As the labour crisis continues, tourism and hospitality workers in New Zealand will be able to extend their Essential Skills visas. Already, thousands of migrant workers have applied.
Hit hard by the COVID-19 pandemic, the tourism and hospitality sector is now relying on the government’s help to retain staff, with new visa extensions promising to keep skilled migrant employees at work in New Zealand.
Over 18,000 workers have been eligible for streamlined applications to extend their visas by 24 months, allowing them to stay in New Zealand and help to ease the skills crisis.
The revision applies to current Essential Skills visa holders earning below the median wage, with those earning above the median wage already eligible for a three-year visa. Under new regulations, employers will not need to complete labour market tests for existing staff retaining their roles.
In New Zealand, retaining staff is now more important than ever, with staff shortages creating challenges for employers.
“We recognise the ongoing labour demand pressures faced by some sectors, and we want to make the most of the skills we have in the country,” said New Zealand Minister for Immigration Kris Faafoi, who stated that the changes would work alongside recent extensions to the Working Holiday and Supplementary Seasonal Employment visas.

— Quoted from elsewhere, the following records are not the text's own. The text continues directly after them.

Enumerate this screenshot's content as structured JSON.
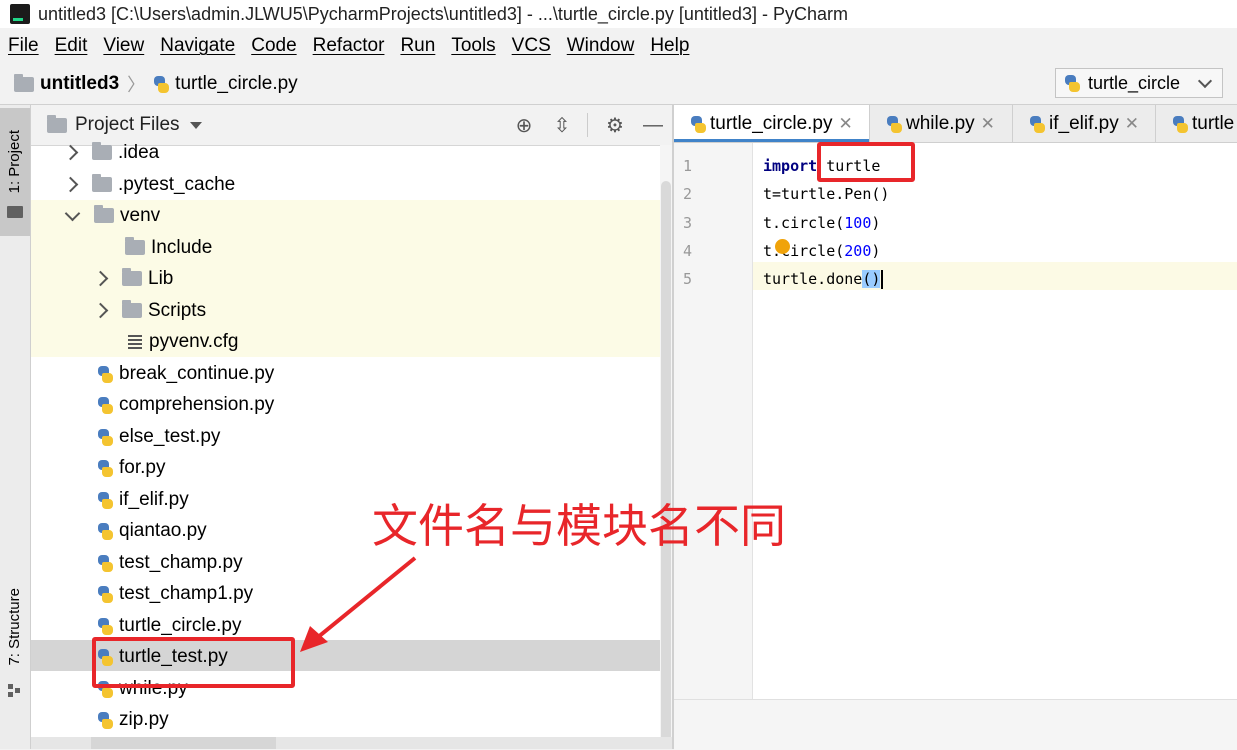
{
  "window": {
    "title": "untitled3 [C:\\Users\\admin.JLWU5\\PycharmProjects\\untitled3] - ...\\turtle_circle.py [untitled3] - PyCharm"
  },
  "menu": [
    "File",
    "Edit",
    "View",
    "Navigate",
    "Code",
    "Refactor",
    "Run",
    "Tools",
    "VCS",
    "Window",
    "Help"
  ],
  "breadcrumb": {
    "project": "untitled3",
    "file": "turtle_circle.py"
  },
  "run_config": {
    "selected": "turtle_circle"
  },
  "tool_strip": {
    "project_label": "1: Project",
    "structure_label": "7: Structure"
  },
  "project_panel": {
    "title": "Project Files",
    "tree": [
      {
        "name": ".idea",
        "kind": "folder",
        "expand": "collapsed"
      },
      {
        "name": ".pytest_cache",
        "kind": "folder",
        "expand": "collapsed"
      },
      {
        "name": "venv",
        "kind": "folder",
        "expand": "expanded"
      },
      {
        "name": "Include",
        "kind": "folder",
        "expand": "none"
      },
      {
        "name": "Lib",
        "kind": "folder",
        "expand": "collapsed"
      },
      {
        "name": "Scripts",
        "kind": "folder",
        "expand": "collapsed"
      },
      {
        "name": "pyvenv.cfg",
        "kind": "config",
        "expand": "none"
      },
      {
        "name": "break_continue.py",
        "kind": "python",
        "expand": "none"
      },
      {
        "name": "comprehension.py",
        "kind": "python",
        "expand": "none"
      },
      {
        "name": "else_test.py",
        "kind": "python",
        "expand": "none"
      },
      {
        "name": "for.py",
        "kind": "python",
        "expand": "none"
      },
      {
        "name": "if_elif.py",
        "kind": "python",
        "expand": "none"
      },
      {
        "name": "qiantao.py",
        "kind": "python",
        "expand": "none"
      },
      {
        "name": "test_champ.py",
        "kind": "python",
        "expand": "none"
      },
      {
        "name": "test_champ1.py",
        "kind": "python",
        "expand": "none"
      },
      {
        "name": "turtle_circle.py",
        "kind": "python",
        "expand": "none"
      },
      {
        "name": "turtle_test.py",
        "kind": "python",
        "expand": "none",
        "selected": true
      },
      {
        "name": "while.py",
        "kind": "python",
        "expand": "none"
      },
      {
        "name": "zip.py",
        "kind": "python",
        "expand": "none"
      }
    ]
  },
  "editor_tabs": [
    {
      "label": "turtle_circle.py",
      "active": true
    },
    {
      "label": "while.py",
      "active": false
    },
    {
      "label": "if_elif.py",
      "active": false
    },
    {
      "label": "turtle",
      "active": false
    }
  ],
  "code": {
    "line_numbers": [
      "1",
      "2",
      "3",
      "4",
      "5"
    ],
    "line1": {
      "keyword": "import",
      "rest": " turtle"
    },
    "line2": "t=turtle.Pen()",
    "line3": {
      "prefix": "t.circle(",
      "num": "100",
      "suffix": ")"
    },
    "line4": {
      "prefix": "t.",
      "mid": "circle(",
      "num": "200",
      "suffix": ")"
    },
    "line5": {
      "prefix": "turtle.done",
      "bracket": "()"
    }
  },
  "annotation": {
    "text": "文件名与模块名不同",
    "color": "#e8262a"
  },
  "colors": {
    "accent": "#4083c9",
    "selection": "#d5d5d5",
    "venv_highlight": "#fcfbe6"
  }
}
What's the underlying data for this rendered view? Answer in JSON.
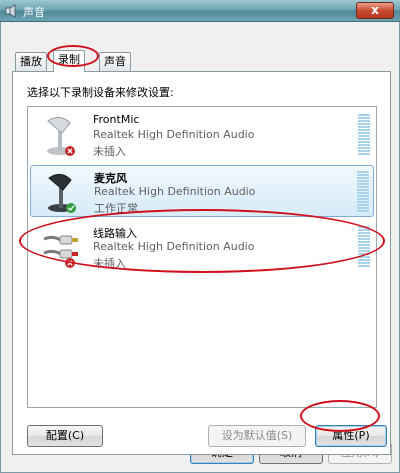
{
  "window": {
    "title": "声音",
    "close_label": "x"
  },
  "tabs": [
    {
      "label": "播放",
      "active": false
    },
    {
      "label": "录制",
      "active": true
    },
    {
      "label": "声音",
      "active": false
    }
  ],
  "instruction": "选择以下录制设备来修改设置:",
  "devices": [
    {
      "name": "FrontMic",
      "driver": "Realtek High Definition Audio",
      "status": "未插入",
      "icon": "microphone-icon",
      "badge": "unplugged-badge-icon",
      "selected": false
    },
    {
      "name": "麦克风",
      "driver": "Realtek High Definition Audio",
      "status": "工作正常",
      "icon": "microphone-icon",
      "badge": "check-badge-icon",
      "selected": true
    },
    {
      "name": "线路输入",
      "driver": "Realtek High Definition Audio",
      "status": "未插入",
      "icon": "rca-cable-icon",
      "badge": "unplugged-badge-icon",
      "selected": false
    }
  ],
  "buttons": {
    "configure": "配置(C)",
    "set_default": "设为默认值(S)",
    "properties": "属性(P)",
    "ok": "确定",
    "cancel": "取消",
    "apply": "应用(A)"
  },
  "colors": {
    "highlight": "#d0101a",
    "selection": "#d6ebf9",
    "level_meter": "#a8d3ea"
  }
}
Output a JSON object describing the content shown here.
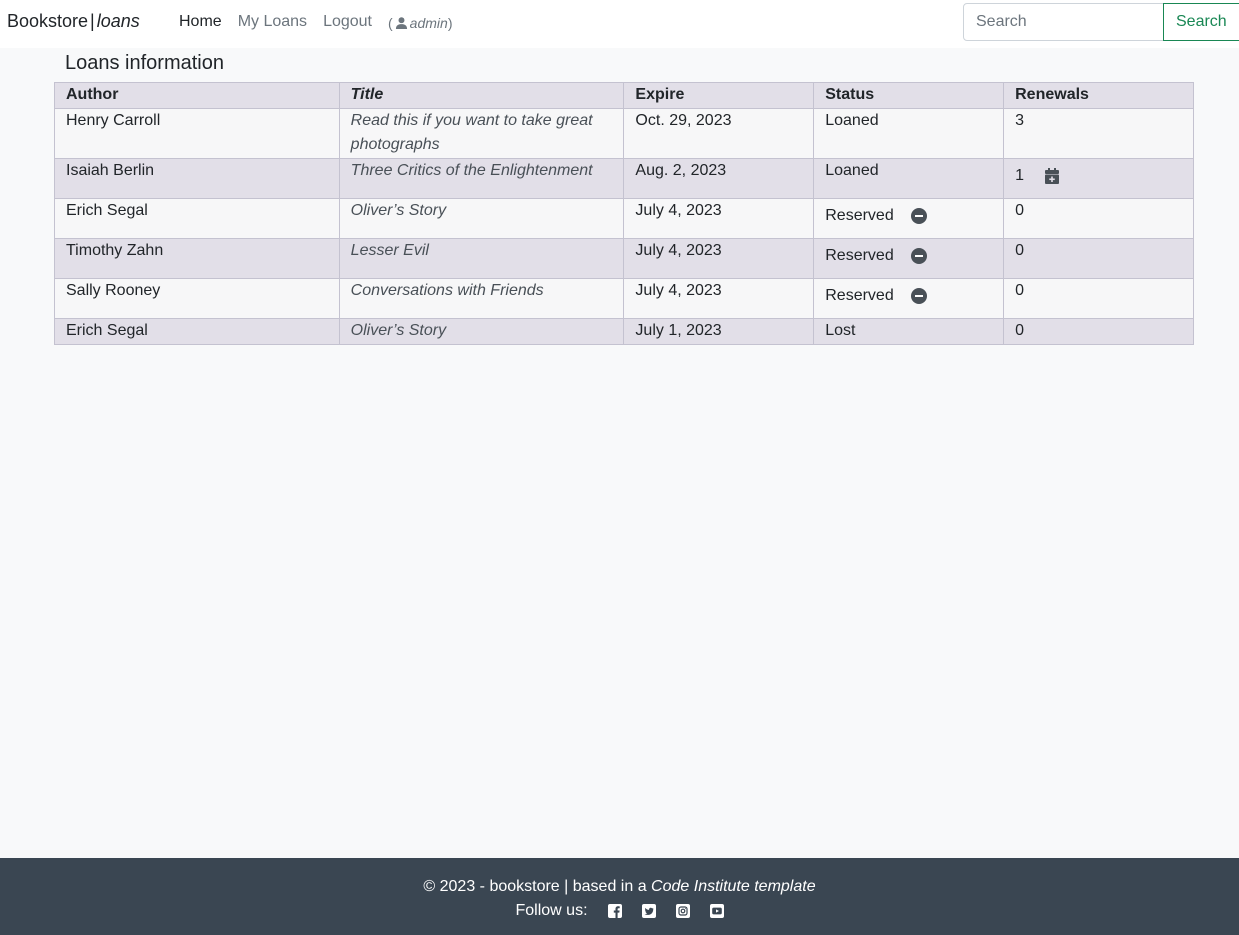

“The government is making it easier for businesses to continue employing their current migrant workers,” he said.
It is hoped that changes to migrant visas will assist with pandemic recovery for tourism and hospitality businesses, aiming to promote a connected and well-staffed workforce.
“The decision to extend Essential Skills visas and simplify application processes is the next step and will be welcomed by sectors like tourism and hospitality, where employers are keen to retain their current migrant workers,” said Tourism Minister Stuart Nash.
Retaining staff in these sectors will enable tourism and hospitality providers to focus on post-COVID safety and marketing measures as guests return to New Zealand venues. As businesses struggle to retain staff and fill vacancies, any support to alleviate the stress of staff shortages is welcome.
“Employers don’t want to lose the great people they already have,” said Chris Roberts, CEO of Tourism Industry Aotearoa (TIA). “And today’s announcement gives skilled and trained migrant workers who have chosen New Zealand as their temporary home some security.”
For pandemic-affected industries, the extensions offer hope. New Zealand tourism and hospitality providers working towards a future of travel and entertainment will be able to find and retain staff needed to facilitate sector recovery.